One of Chef Tony Mantuano’s favorite family recipes is a dish that his grandmother would cook: gnocchi with a pork ragu. Putting his own spin on his grandmother’s classic recipe, Tony uses wild boar in his rendition. Unsurprisingly, the dish is now one of Cafe Spiaggia’s most popular dishes.
In a large sauté pan or roasting pan over medium-high heat, heat the olive oil. Add the garlic and sauté until slightly browned, 2 to 3 minutes. Add the onion, carrots, celery, and bay leaves and sauté until the vegetables start to caramelize, 5 minutes. Season the boar with salt and pepper. Add to the pan and brown on all sides. Add enough water to cover the meat, and with a wooden spoon, scrape the bottom of the pan to loosen any browned bits. Add the rosemary sprigs. Bring to a boil, reduce the heat to low and cook gently, uncovered until the meat has become falling apart tender and most of the liquid has cooked down, 3 to 4 hours. Using tongs transfer the meat from the liquid to a bowl and set aside to cool. Strain the braising liquid into another bowl and reserve. Discard the remaining solids. When cool enough to handle, shred the braised boar.

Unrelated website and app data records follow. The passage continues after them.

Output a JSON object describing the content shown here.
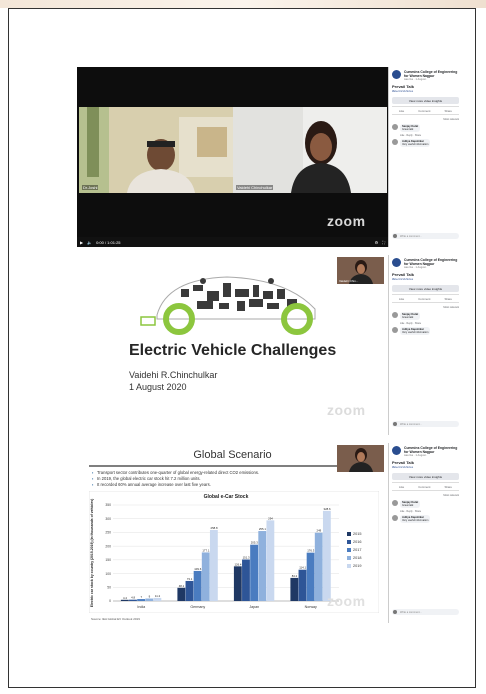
{
  "zoom_brand": "zoom",
  "facebook_panel": {
    "page_name": "Cummins College of Engineering for Women Nagpur",
    "post_meta": "was live · 1 August · ",
    "post_title": "Prevail Talk",
    "hashtag": "#ElectricVehicles",
    "insights_button": "View more video insights",
    "actions": [
      "Like",
      "Comment",
      "Share"
    ],
    "sort_label": "Most relevant",
    "comments": [
      {
        "name": "Sanjay Kulat",
        "text": "Great talk"
      },
      {
        "name": "Aditya Kapshikar",
        "text": "Very useful information"
      }
    ],
    "comment_links": "Like · Reply · Share",
    "comment_placeholder": "Write a comment..."
  },
  "screen_1": {
    "participant_1_label": "Dr.Joshi",
    "participant_2_label": "Vaidehi Chinchulkar",
    "time_readout": "0:00 / 1:01:25"
  },
  "screen_2": {
    "slide_title": "Electric Vehicle Challenges",
    "author": "Vaidehi R.Chinchulkar",
    "date": "1 August 2020",
    "thumbnail_label": "Vaidehi Chin..."
  },
  "screen_3": {
    "slide_title": "Global Scenario",
    "bullets": [
      "Transport sector contributes one-quarter of global energy-related direct CO2 emissions.",
      "In 2019, the global electric car stock hit 7.2 million units.",
      "It recorded 60% annual average increase over last five years."
    ],
    "source": "Source: IEA Global EV Outlook 2019"
  },
  "chart_data": {
    "type": "bar",
    "title": "Global e-Car Stock",
    "ylabel": "Electric car stock by country (2015-2019) (in thousands of vehicles)",
    "ylim": [
      0,
      350
    ],
    "yticks": [
      0,
      50,
      100,
      150,
      200,
      250,
      300,
      350
    ],
    "categories": [
      "India",
      "Germany",
      "Japan",
      "Norway"
    ],
    "series": [
      {
        "name": "2015",
        "color": "#1f3864",
        "values": [
          4.4,
          48.1,
          126.4,
          84.2
        ]
      },
      {
        "name": "2016",
        "color": "#2e5597",
        "values": [
          4.8,
          73.1,
          151.3,
          114.1
        ]
      },
      {
        "name": "2017",
        "color": "#4a7cc0",
        "values": [
          7.0,
          109.6,
          205.3,
          176.3
        ]
      },
      {
        "name": "2018",
        "color": "#8fb1dd",
        "values": [
          9.0,
          177.1,
          255.1,
          249.0
        ]
      },
      {
        "name": "2019",
        "color": "#c9d8ef",
        "values": [
          11.2,
          258.8,
          294.0,
          328.6
        ]
      }
    ],
    "data_labels": {
      "India": [
        "4.4",
        "4.8",
        "7",
        "9",
        "11.2"
      ],
      "Germany": [
        "48.1",
        "73.1",
        "109.6",
        "177.1",
        "258.8"
      ],
      "Japan": [
        "126.4",
        "151.3",
        "205.3",
        "255.1",
        "294"
      ],
      "Norway": [
        "84.2",
        "114.1",
        "176.3",
        "249",
        "328.6"
      ]
    },
    "legend_position": "right",
    "grid": true
  }
}
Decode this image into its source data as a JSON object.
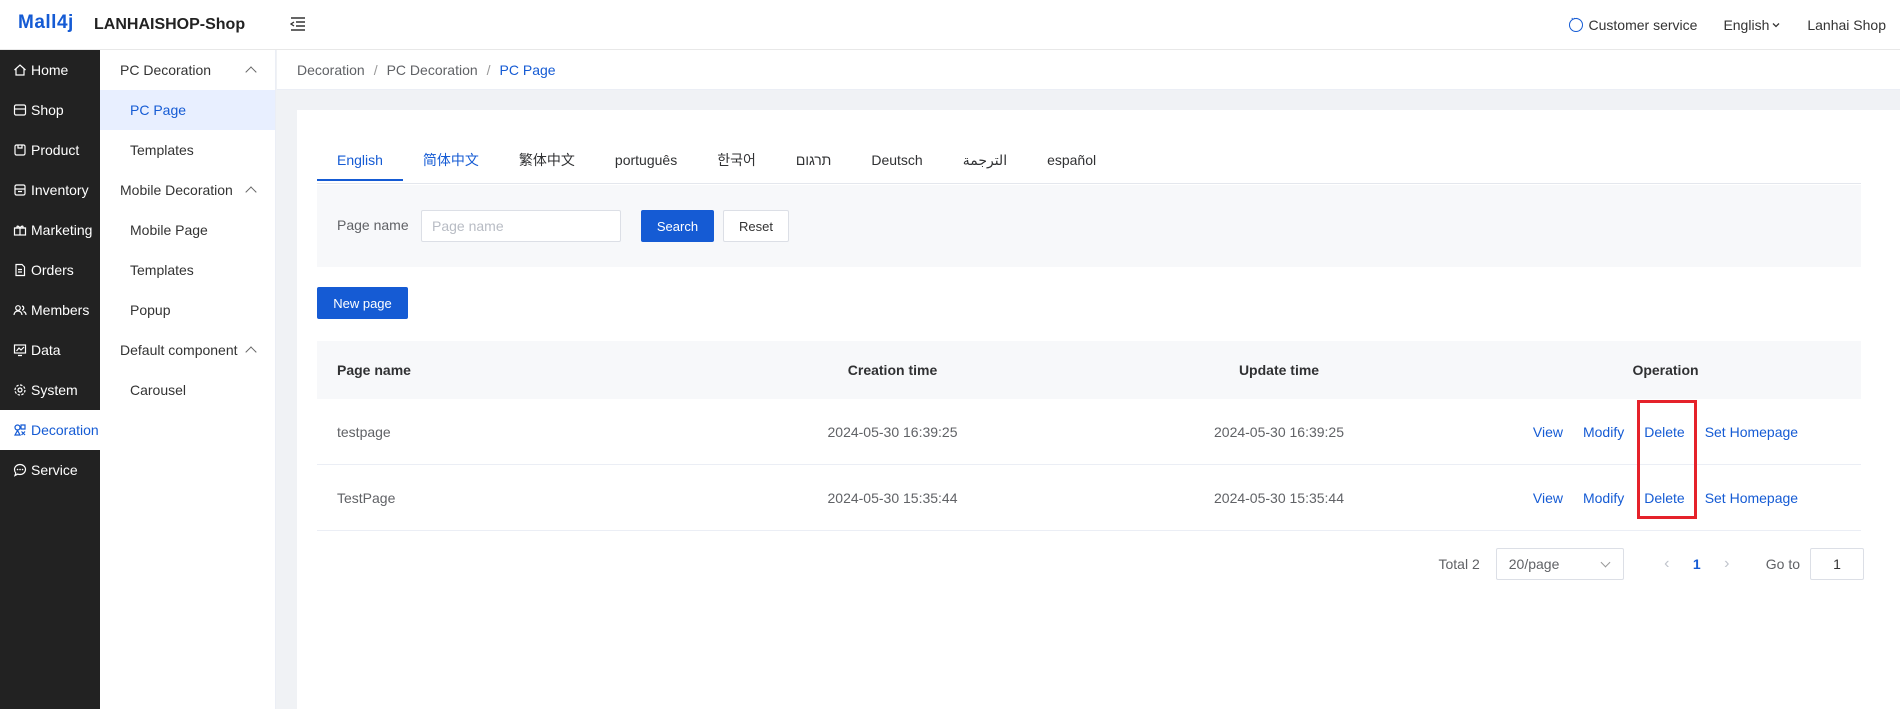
{
  "header": {
    "logo": "Mall4j",
    "shop_title": "LANHAISHOP-Shop",
    "customer_service": "Customer service",
    "language": "English",
    "user": "Lanhai Shop"
  },
  "sidebar": {
    "items": [
      {
        "label": "Home",
        "icon": "home-icon"
      },
      {
        "label": "Shop",
        "icon": "shop-icon"
      },
      {
        "label": "Product",
        "icon": "product-icon"
      },
      {
        "label": "Inventory",
        "icon": "inventory-icon"
      },
      {
        "label": "Marketing",
        "icon": "gift-icon"
      },
      {
        "label": "Orders",
        "icon": "orders-icon"
      },
      {
        "label": "Members",
        "icon": "members-icon"
      },
      {
        "label": "Data",
        "icon": "data-icon"
      },
      {
        "label": "System",
        "icon": "gear-icon"
      },
      {
        "label": "Decoration",
        "icon": "decoration-icon"
      },
      {
        "label": "Service",
        "icon": "chat-icon"
      }
    ]
  },
  "subnav": {
    "pc_group": "PC Decoration",
    "pc_page": "PC Page",
    "pc_templates": "Templates",
    "mobile_group": "Mobile Decoration",
    "mobile_page": "Mobile Page",
    "mobile_templates": "Templates",
    "popup": "Popup",
    "default_group": "Default component",
    "carousel": "Carousel"
  },
  "breadcrumb": {
    "l1": "Decoration",
    "l2": "PC Decoration",
    "l3": "PC Page",
    "sep": "/"
  },
  "tabs": [
    "English",
    "简体中文",
    "繁体中文",
    "português",
    "한국어",
    "תרגום",
    "Deutsch",
    "الترجمة",
    "español"
  ],
  "search": {
    "label": "Page name",
    "placeholder": "Page name",
    "search_btn": "Search",
    "reset_btn": "Reset"
  },
  "new_page_btn": "New page",
  "table": {
    "headers": {
      "name": "Page name",
      "created": "Creation time",
      "updated": "Update time",
      "operation": "Operation"
    },
    "rows": [
      {
        "name": "testpage",
        "created": "2024-05-30 16:39:25",
        "updated": "2024-05-30 16:39:25"
      },
      {
        "name": "TestPage",
        "created": "2024-05-30 15:35:44",
        "updated": "2024-05-30 15:35:44"
      }
    ],
    "ops": {
      "view": "View",
      "modify": "Modify",
      "delete": "Delete",
      "homepage": "Set Homepage"
    }
  },
  "pagination": {
    "total": "Total 2",
    "page_size": "20/page",
    "current": "1",
    "goto_label": "Go to",
    "goto_value": "1"
  },
  "colors": {
    "accent": "#155bd4",
    "sidebar_bg": "#222222",
    "highlight": "#e5222a"
  }
}
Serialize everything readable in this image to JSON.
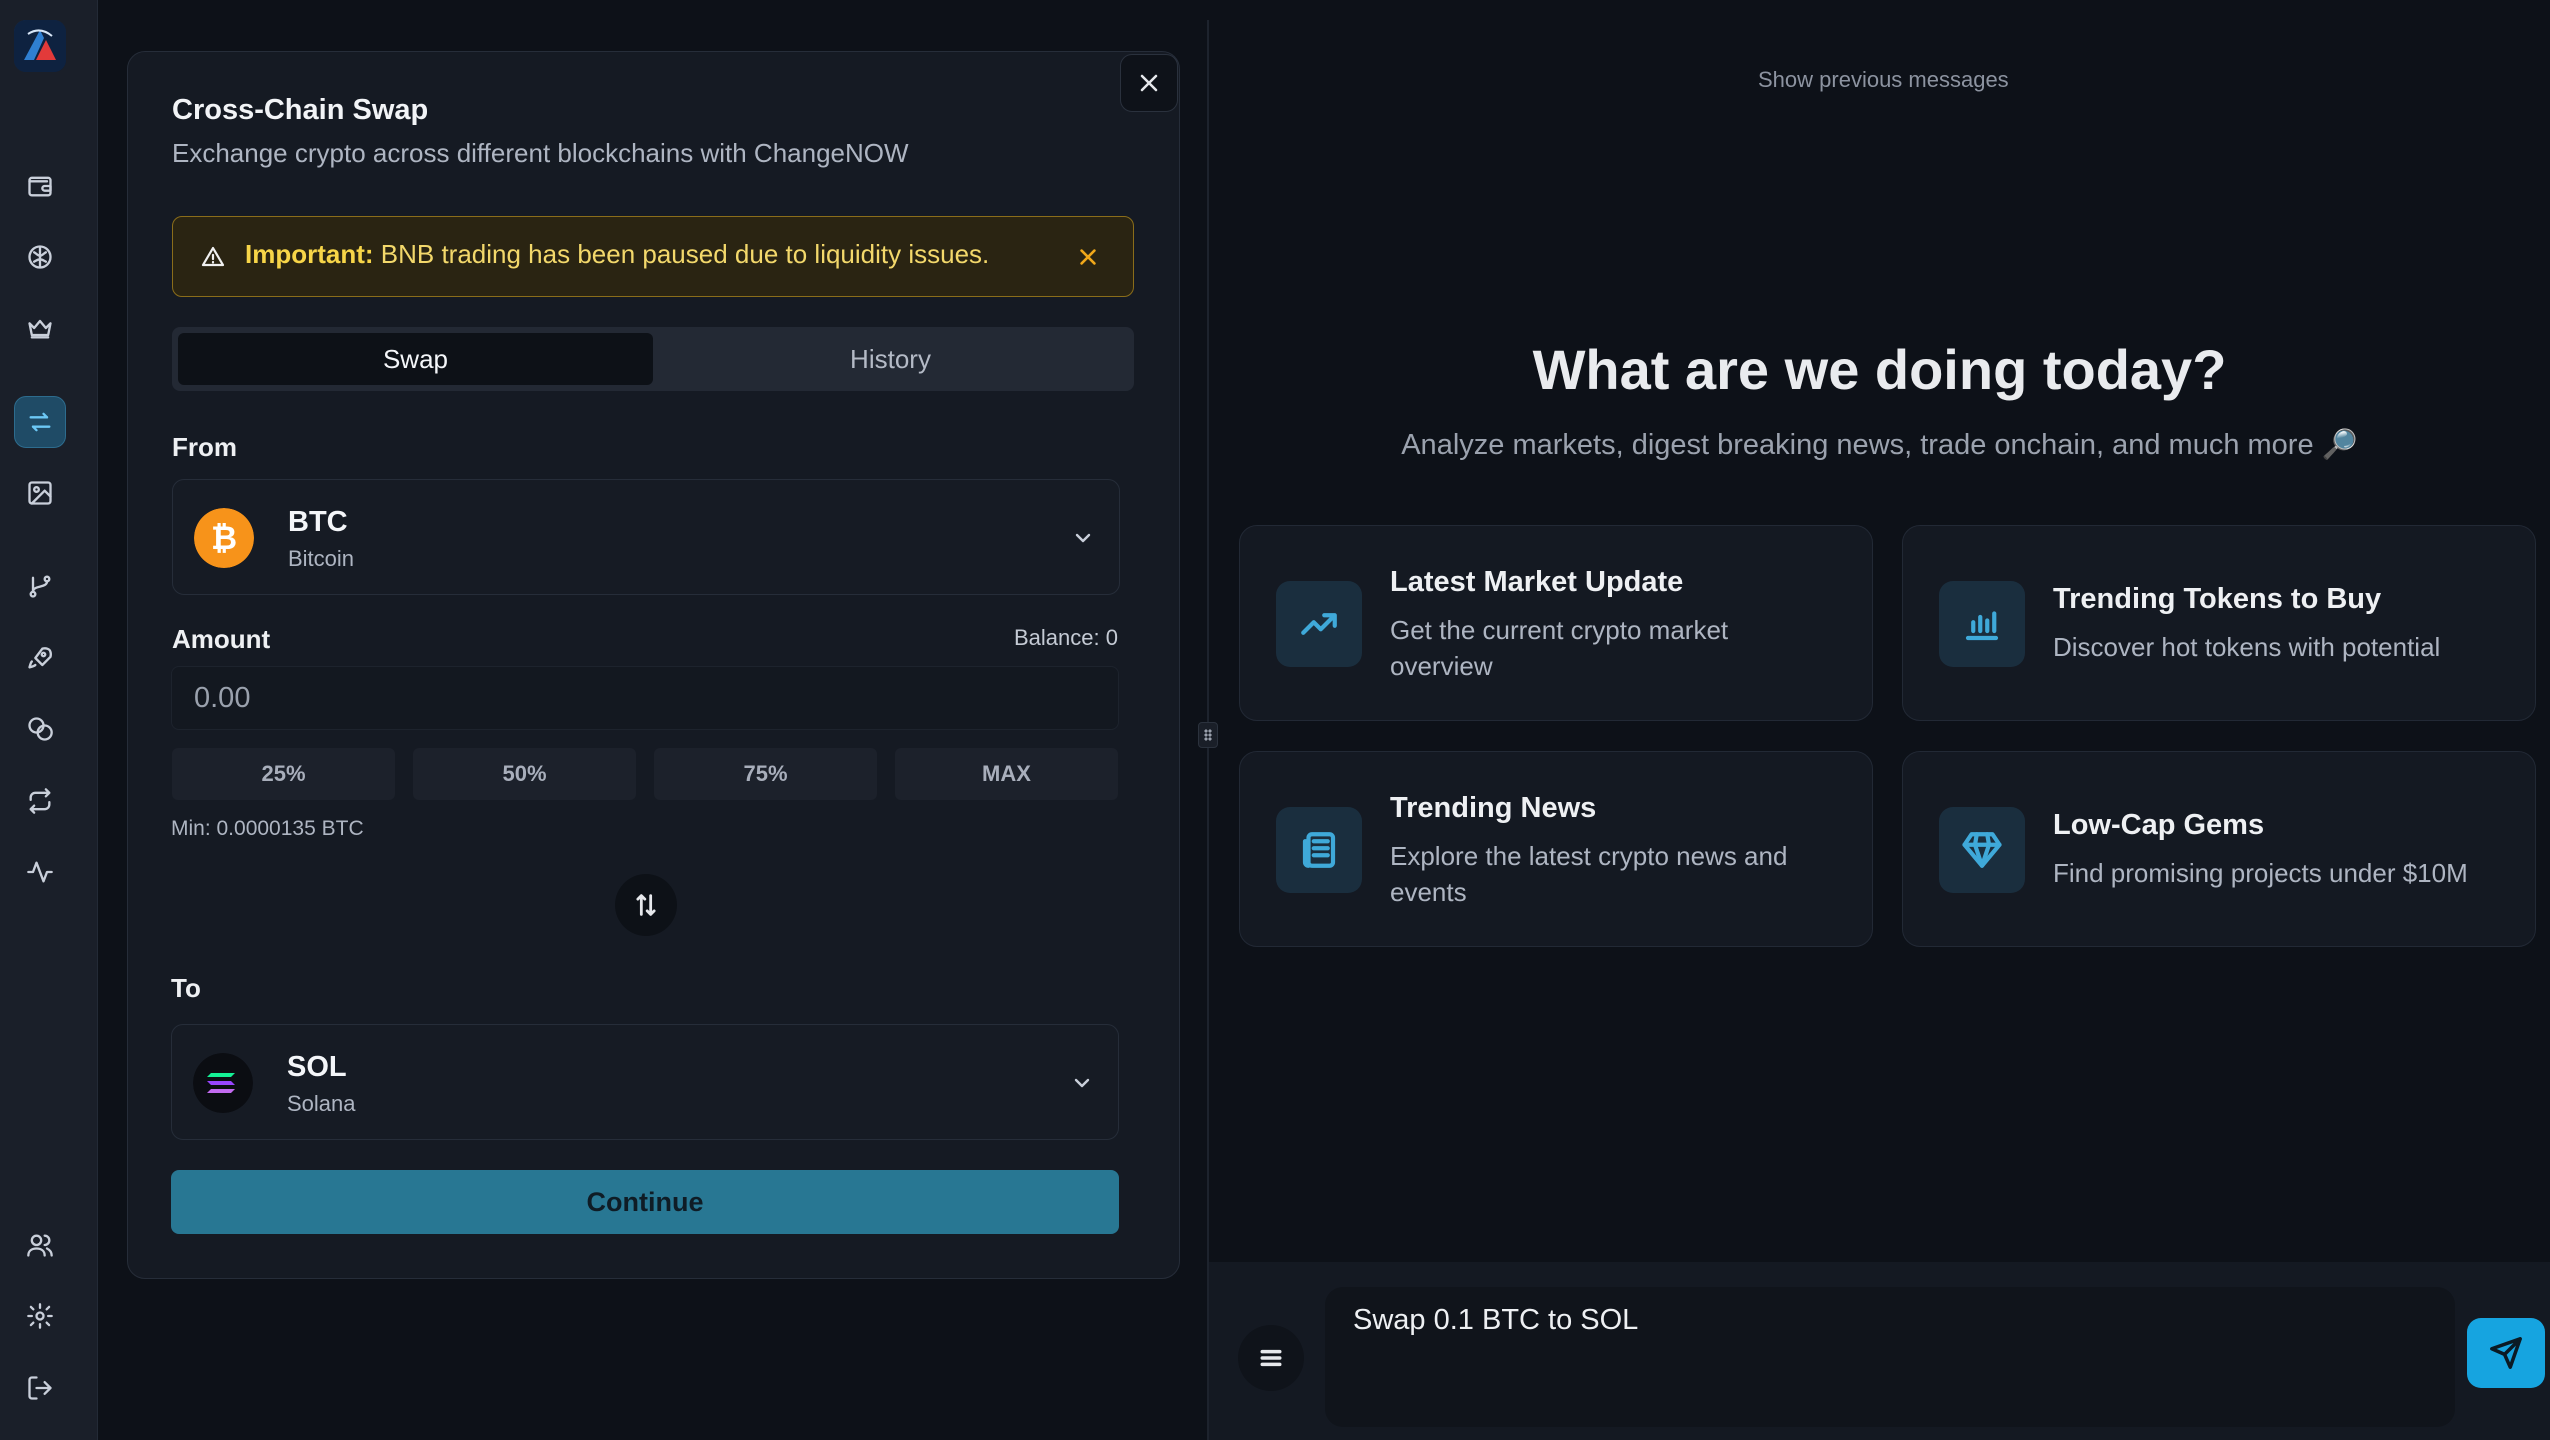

Meanwhile make the gnocchi. Pass the cooled potatoes through a potato ricer into a bowl. Add the egg yolks and a generous pinch of salt and white pepper. Lightly toss the eggs with the potatoes and fold in the flour until combined with the potato to create a smooth dough. (A pastry cutter is helpful here. Kneading the dough will make the gnocchi doughy and heavy.)
Pull off pieces of the dough and roll into ropes about ½-inch thick. Cut the ropes into 1-inch-long dumplings. Roll each dumpling gently in the palm of your hand, first into a ball, and then with your thumb taper the ends to resemble a football. Arrange the finished gnocchi on a lightly floured cloth so that they are not touching, and let dry for 15 minutes.
While the gnocchi are drying, make the sauce. In a large saucepan over medium-high heat, combine the tomato puree and 1 ½ cups of the reserved braising liquid. Bring to a simmer, reduce the heat to medium and add the shredded, braised shoulder meat and cook for 5 to 8 minutes to desired thickness. Taste and adjust for seasoning and keep warm.
Cook the gnocchi. Bring a large pot of salted water to a boil. Add the gnocchi, removing them with a slotted spoon 3 minutes after they rise to the surface. Add the gnocchi to the pan with the boar sauce. Place over low heat for 1 to 2 minutes to allow the gnocchi to marry with the sauce.
Divide the pasta among warmed individual plates and top generously with freshly grated Pecorino Romano cheese. Serve immediately. Pass more cheese at the table if desired.
Home for the Holidays: Behind the dish
We caught up with the superstar chef to talk secret recipes, holiday traditions and memorable family moments:
What is your favorite family memory of cooking during the holidays?
The incredible smells in the kitchen while I stood around and watched my grandmother cook. Also, I still remember walking into her bedroom each holiday to see fresh pasta lying around the entire room on cloths.
What is the story behind this particular dish?
My grandmother’s pastas were fantastic. Her gnocchi were incredible and she made them fresh for every holiday. When I think of the holidays, I think of gnocchi. I also think of the unusual proteins we would eat on holidays that we wouldn’t eat the rest of the year. This is why this dish is so special to me.
While we know that this is obviously a treasured family possession, you were gracious enough to let us in on the tradition. That said, is there a recipe that’s really on lock-down in your family that you’ve always wanted to learn the secret to?
My grandmother shared all her secrets with me before she passed — I think I keep all the secrets now.
Any favorite holiday traditions unique to you and your family?
Like most Italian families, we have seafood on Christmas Eve as its tradition. However, my brother, who is in the wine business, is the one that cooks. The only dish I’m allowed to make is the baccala (salt cod). I make it with garlic, olive oil, tomato and basil. Each year my father, who has passed, would say that it was too salty or not salty enough. It’s now a running family joke that we laugh about now as we think of my dad during the holidays.